__Work task__:
The number of lines in the entries below holding the word "JSON" is all that is needed here.

__Entries shown__:

+++

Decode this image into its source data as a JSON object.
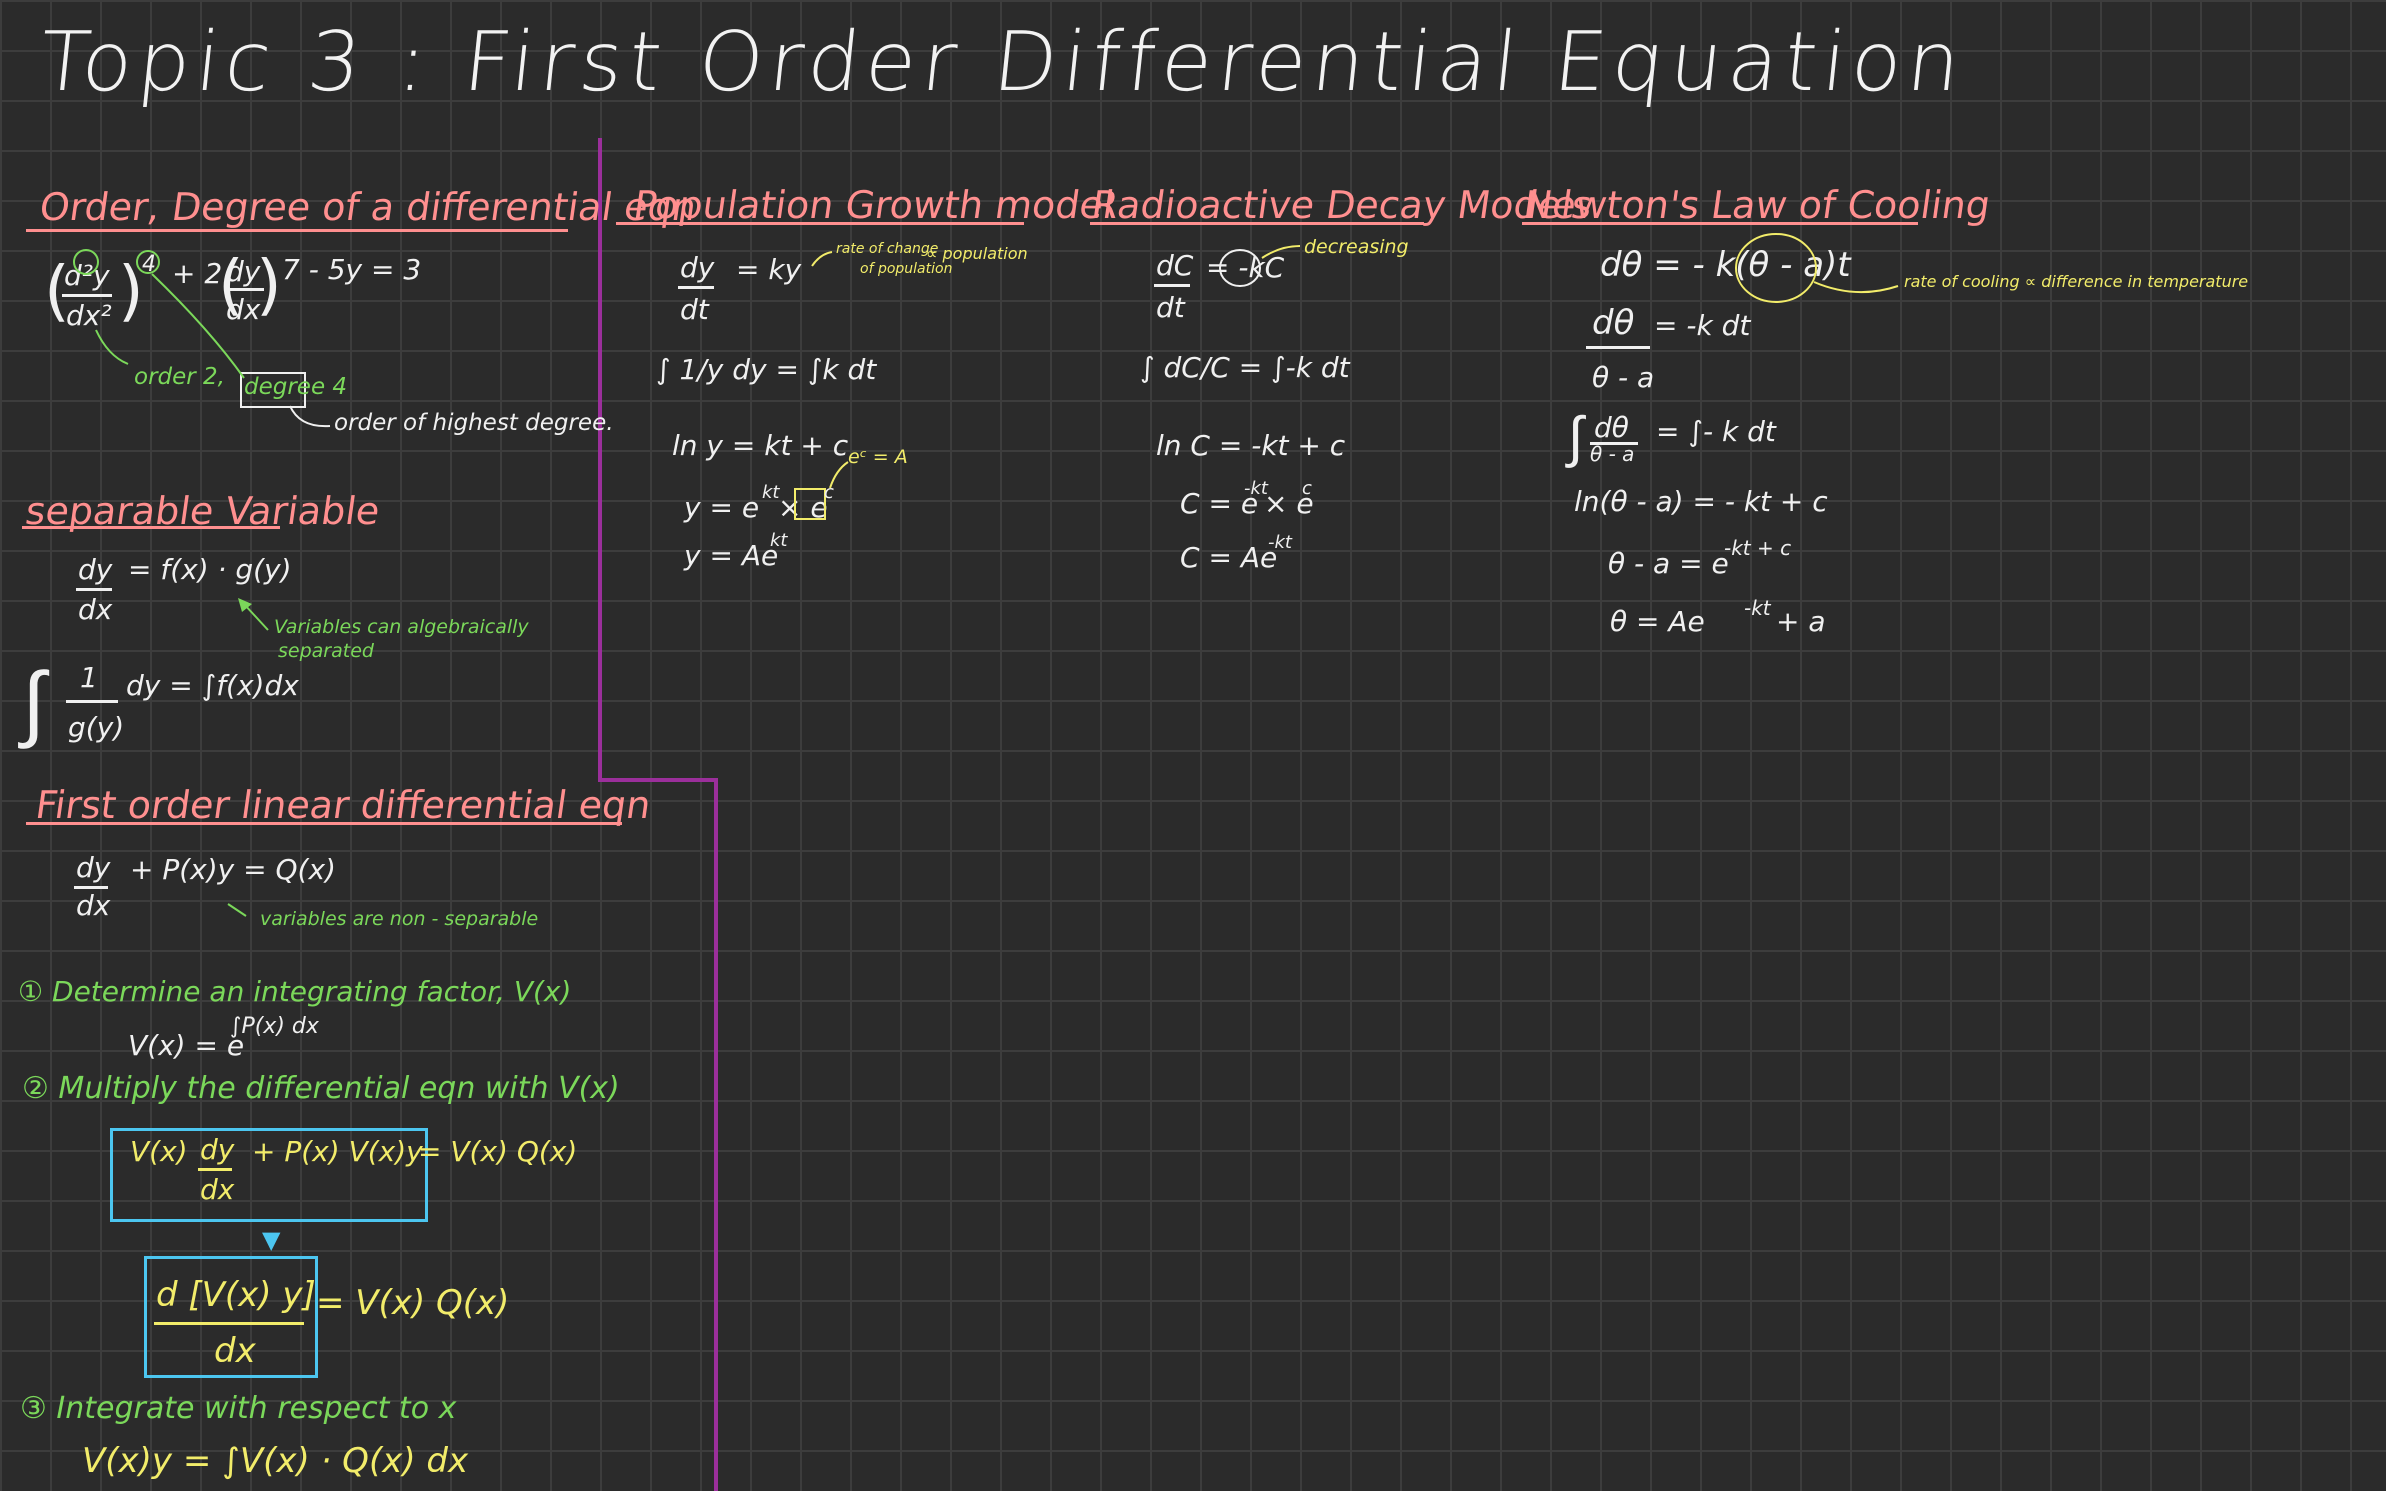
{
  "title": "Topic 3 : First Order Differential Equation",
  "order_degree": {
    "heading": "Order, Degree of a differential eqn",
    "eq_lhs_num": "d²y",
    "eq_lhs_den": "dx²",
    "eq_power": "4",
    "eq_mid": "+ 2",
    "eq_dy": "dy",
    "eq_dx": "dx",
    "eq_tail": "7 - 5y = 3",
    "order_note": "order 2,",
    "degree_note": "degree 4",
    "highest_note": "order of highest degree."
  },
  "separable": {
    "heading": "separable Variable",
    "dy": "dy",
    "dx": "dx",
    "rhs": "=  f(x) · g(y)",
    "note": "Variables can algebraically",
    "note2": "separated",
    "int_one": "1",
    "int_gy": "g(y)",
    "int_rest": "dy = ∫f(x)dx"
  },
  "linear": {
    "heading": "First order linear differential eqn",
    "dy": "dy",
    "dx": "dx",
    "rhs": "+ P(x)y  = Q(x)",
    "note": "variables are non - separable",
    "step1": "① Determine an integrating factor, V(x)",
    "v_def": "V(x) = e",
    "v_exp": "∫P(x) dx",
    "step2": "② Multiply the differential eqn with V(x)",
    "box1_left": "V(x)",
    "box1_dy": "dy",
    "box1_dx": "dx",
    "box1_mid": "+  P(x) V(x)y",
    "box1_rhs": "=  V(x) Q(x)",
    "box2_num": "d [V(x) y]",
    "box2_den": "dx",
    "box2_rhs": "=  V(x) Q(x)",
    "step3": "③ Integrate with respect to x",
    "final": "V(x)y = ∫V(x) · Q(x) dx"
  },
  "population": {
    "heading": "Population Growth model",
    "dy": "dy",
    "dt": "dt",
    "rhs": "= ky",
    "note1": "rate of change",
    "note1b": "of population",
    "note2": "∝ population",
    "int_line": "∫ 1/y dy = ∫k dt",
    "ln_line": "ln y  = kt + c",
    "ec_note": "eᶜ = A",
    "y1": "y = e",
    "y1_exp": "kt",
    "y1_x": "× e",
    "y1_c": "c",
    "y2": "y = Ae",
    "y2_exp": "kt"
  },
  "decay": {
    "heading": "Radioactive Decay Models",
    "dc": "dC",
    "dt": "dt",
    "rhs": "= -kC",
    "note": "decreasing",
    "int_line": "∫ dC/C = ∫-k dt",
    "ln_line": "ln C = -kt + c",
    "c1": "C = e",
    "c1_exp": "-kt",
    "c1_tail": "× e",
    "c1_c": "c",
    "c2": "C = Ae",
    "c2_exp": "-kt"
  },
  "newton": {
    "heading": "Newton's Law of Cooling",
    "l1": "dθ = - k(θ - a)t",
    "note": "rate of cooling ∝ difference in temperature",
    "l2_num": "dθ",
    "l2_den": "θ - a",
    "l2_rhs": "=   -k dt",
    "l3_num": "dθ",
    "l3_den": "θ - a",
    "l3_rhs": "=  ∫- k dt",
    "l4": "ln(θ - a) = - kt + c",
    "l5": "θ - a  =  e",
    "l5_exp": "-kt + c",
    "l6": "θ    =  Ae",
    "l6_exp": "-kt",
    "l6_tail": "+ a"
  },
  "colors": {
    "background": "#2b2b2b",
    "grid": "#3d3d3d",
    "heading": "#ff8f8f",
    "note": "#7bd85a",
    "highlight": "#f2ec6a",
    "box": "#4cc6f0",
    "divider": "#9b2f9b"
  }
}
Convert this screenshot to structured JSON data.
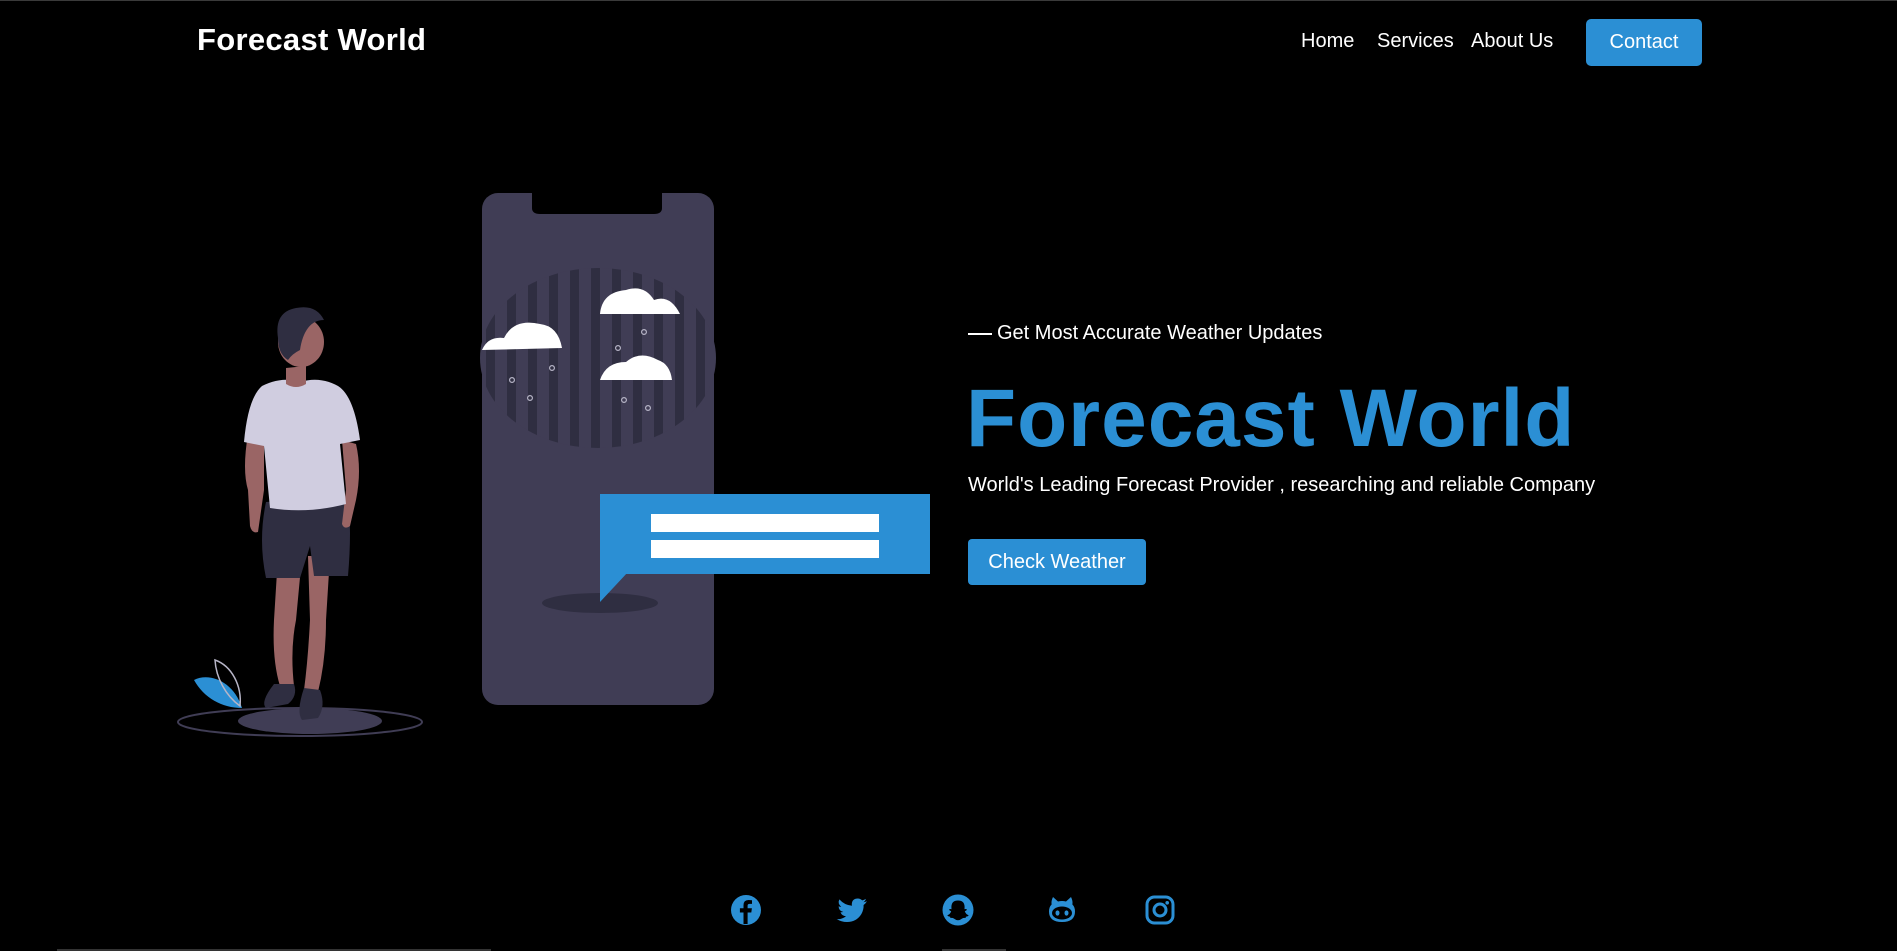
{
  "header": {
    "brand": "Forecast World",
    "nav": {
      "home": "Home",
      "services": "Services",
      "about": "About Us"
    },
    "contact_label": "Contact"
  },
  "hero": {
    "eyebrow": "Get Most Accurate Weather Updates",
    "title": "Forecast World",
    "description": "World's Leading Forecast Provider , researching and reliable Company",
    "cta_label": "Check Weather"
  },
  "socials": [
    {
      "icon": "facebook-icon"
    },
    {
      "icon": "twitter-icon"
    },
    {
      "icon": "snapchat-icon"
    },
    {
      "icon": "github-icon"
    },
    {
      "icon": "instagram-icon"
    }
  ],
  "colors": {
    "background": "#000000",
    "accent": "#2b8fd4",
    "phone": "#403d55",
    "shirt": "#d0cde0",
    "skin": "#9a6565",
    "shorts": "#2f2e41"
  }
}
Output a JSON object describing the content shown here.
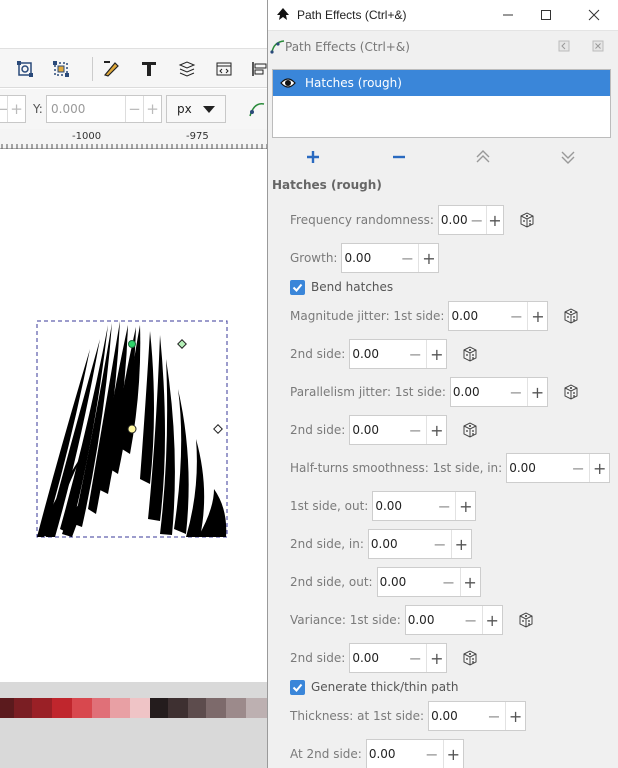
{
  "window": {
    "title": "Path Effects (Ctrl+&)",
    "subtitle": "Path Effects (Ctrl+&)"
  },
  "toolbar": {
    "y_label": "Y:",
    "y_value": "0.000",
    "unit": "px"
  },
  "ruler": {
    "labels": [
      "-1000",
      "-975"
    ]
  },
  "effects": {
    "items": [
      {
        "label": "Hatches (rough)",
        "visible": true
      }
    ]
  },
  "section_title": "Hatches (rough)",
  "params": {
    "frequency": {
      "label": "Frequency randomness:",
      "value": "0.00"
    },
    "growth": {
      "label": "Growth:",
      "value": "0.00"
    },
    "bend": {
      "label": "Bend hatches",
      "checked": true
    },
    "magnitude_1": {
      "label": "Magnitude jitter: 1st side:",
      "value": "0.00"
    },
    "magnitude_2": {
      "label": "2nd side:",
      "value": "0.00"
    },
    "parallel_1": {
      "label": "Parallelism jitter: 1st side:",
      "value": "0.00"
    },
    "parallel_2": {
      "label": "2nd side:",
      "value": "0.00"
    },
    "halfturn_1in": {
      "label": "Half-turns smoothness: 1st side, in:",
      "value": "0.00"
    },
    "halfturn_1out": {
      "label": "1st side, out:",
      "value": "0.00"
    },
    "halfturn_2in": {
      "label": "2nd side, in:",
      "value": "0.00"
    },
    "halfturn_2out": {
      "label": "2nd side, out:",
      "value": "0.00"
    },
    "variance_1": {
      "label": "Variance: 1st side:",
      "value": "0.00"
    },
    "variance_2": {
      "label": "2nd side:",
      "value": "0.00"
    },
    "generate": {
      "label": "Generate thick/thin path",
      "checked": true
    },
    "thickness_1": {
      "label": "Thickness: at 1st side:",
      "value": "0.00"
    },
    "thickness_2": {
      "label": "At 2nd side:",
      "value": "0.00"
    }
  },
  "palette": [
    "#5b1a1d",
    "#7a1e23",
    "#9a2026",
    "#c0262d",
    "#d8484e",
    "#e07078",
    "#e8a0a4",
    "#efc4c6",
    "#241c1d",
    "#3e3031",
    "#5d4c4d",
    "#7d6a6b",
    "#9c8a8b",
    "#bdb0b1"
  ],
  "colors": {
    "accent": "#3a86d9",
    "dialog_bg": "#f0f0f0"
  }
}
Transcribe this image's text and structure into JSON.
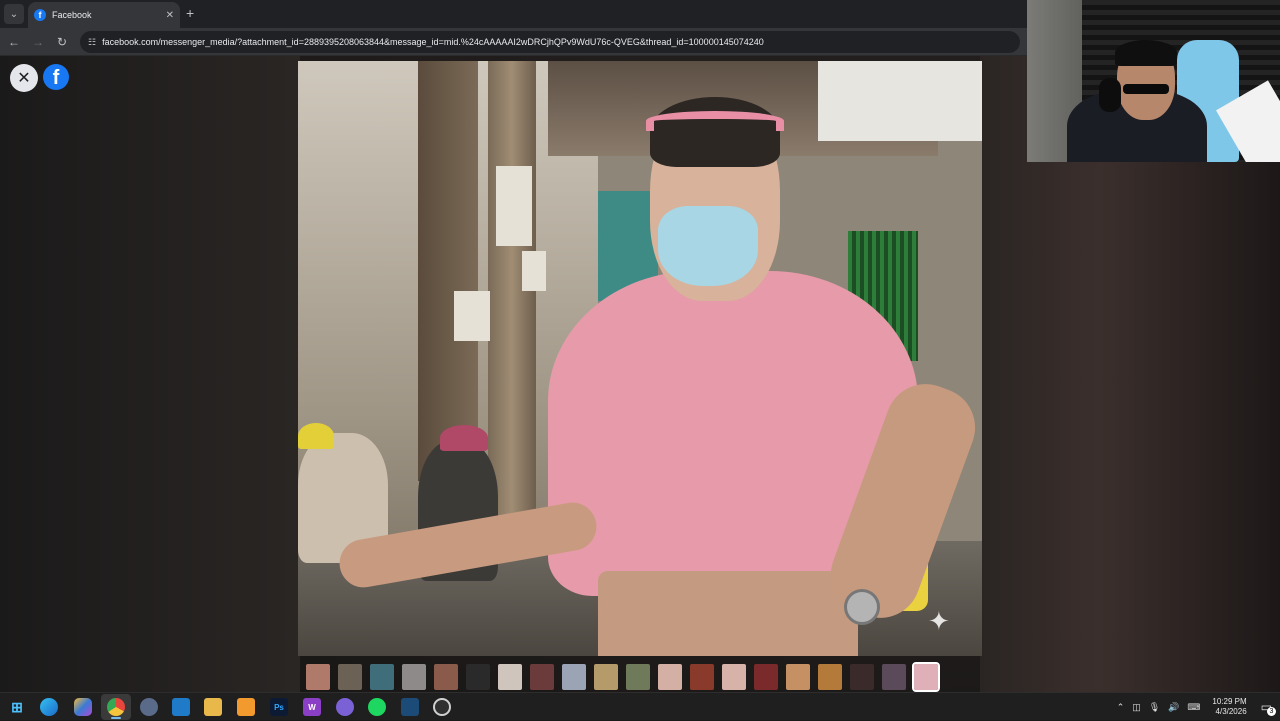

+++

__Response area__:
4